**Exercise requirements**
Leaving out the pictures, please retype each record exactly.

[Collected data entries]
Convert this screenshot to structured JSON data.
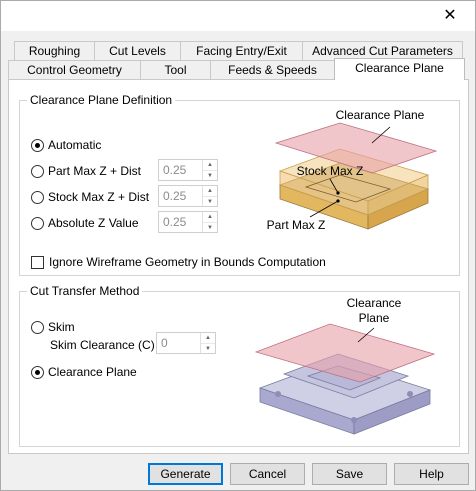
{
  "window": {
    "close_glyph": "✕"
  },
  "tabs_back": [
    "Roughing",
    "Cut Levels",
    "Facing Entry/Exit",
    "Advanced Cut Parameters"
  ],
  "tabs_front": [
    "Control Geometry",
    "Tool",
    "Feeds & Speeds",
    "Clearance Plane"
  ],
  "active_tab": "Clearance Plane",
  "definition": {
    "title": "Clearance Plane Definition",
    "options": [
      {
        "label": "Automatic",
        "selected": true
      },
      {
        "label": "Part Max Z + Dist",
        "selected": false,
        "value": "0.25"
      },
      {
        "label": "Stock Max Z + Dist",
        "selected": false,
        "value": "0.25"
      },
      {
        "label": "Absolute Z Value",
        "selected": false,
        "value": "0.25"
      }
    ],
    "ignore_wireframe_label": "Ignore Wireframe Geometry in Bounds Computation",
    "ignore_wireframe_checked": false,
    "figure_labels": {
      "plane": "Clearance Plane",
      "stock": "Stock Max Z",
      "part": "Part Max Z"
    }
  },
  "transfer": {
    "title": "Cut Transfer Method",
    "skim_label": "Skim",
    "skim_selected": false,
    "skim_clearance_label": "Skim Clearance (C)",
    "skim_clearance_value": "0",
    "clearance_plane_label": "Clearance Plane",
    "clearance_plane_selected": true,
    "figure_label_line1": "Clearance",
    "figure_label_line2": "Plane"
  },
  "buttons": {
    "generate": "Generate",
    "cancel": "Cancel",
    "save": "Save",
    "help": "Help"
  },
  "colors": {
    "plane": "#e8a0a8",
    "stock": "#f0c070",
    "part": "#b9b9d8",
    "accent": "#0078d7"
  }
}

**Completed exercise**
Convert this screenshot to structured JSON data.
{
  "window": {
    "close_glyph": "✕"
  },
  "tabs_back": [
    "Roughing",
    "Cut Levels",
    "Facing Entry/Exit",
    "Advanced Cut Parameters"
  ],
  "tabs_front": [
    "Control Geometry",
    "Tool",
    "Feeds & Speeds",
    "Clearance Plane"
  ],
  "active_tab": "Clearance Plane",
  "definition": {
    "title": "Clearance Plane Definition",
    "options": [
      {
        "label": "Automatic",
        "selected": true
      },
      {
        "label": "Part Max Z + Dist",
        "selected": false,
        "value": "0.25"
      },
      {
        "label": "Stock Max Z + Dist",
        "selected": false,
        "value": "0.25"
      },
      {
        "label": "Absolute Z Value",
        "selected": false,
        "value": "0.25"
      }
    ],
    "ignore_wireframe_label": "Ignore Wireframe Geometry in Bounds Computation",
    "ignore_wireframe_checked": false,
    "figure_labels": {
      "plane": "Clearance Plane",
      "stock": "Stock Max Z",
      "part": "Part Max Z"
    }
  },
  "transfer": {
    "title": "Cut Transfer Method",
    "skim_label": "Skim",
    "skim_selected": false,
    "skim_clearance_label": "Skim Clearance (C)",
    "skim_clearance_value": "0",
    "clearance_plane_label": "Clearance Plane",
    "clearance_plane_selected": true,
    "figure_label_line1": "Clearance",
    "figure_label_line2": "Plane"
  },
  "buttons": {
    "generate": "Generate",
    "cancel": "Cancel",
    "save": "Save",
    "help": "Help"
  },
  "colors": {
    "plane": "#e8a0a8",
    "stock": "#f0c070",
    "part": "#b9b9d8",
    "accent": "#0078d7"
  }
}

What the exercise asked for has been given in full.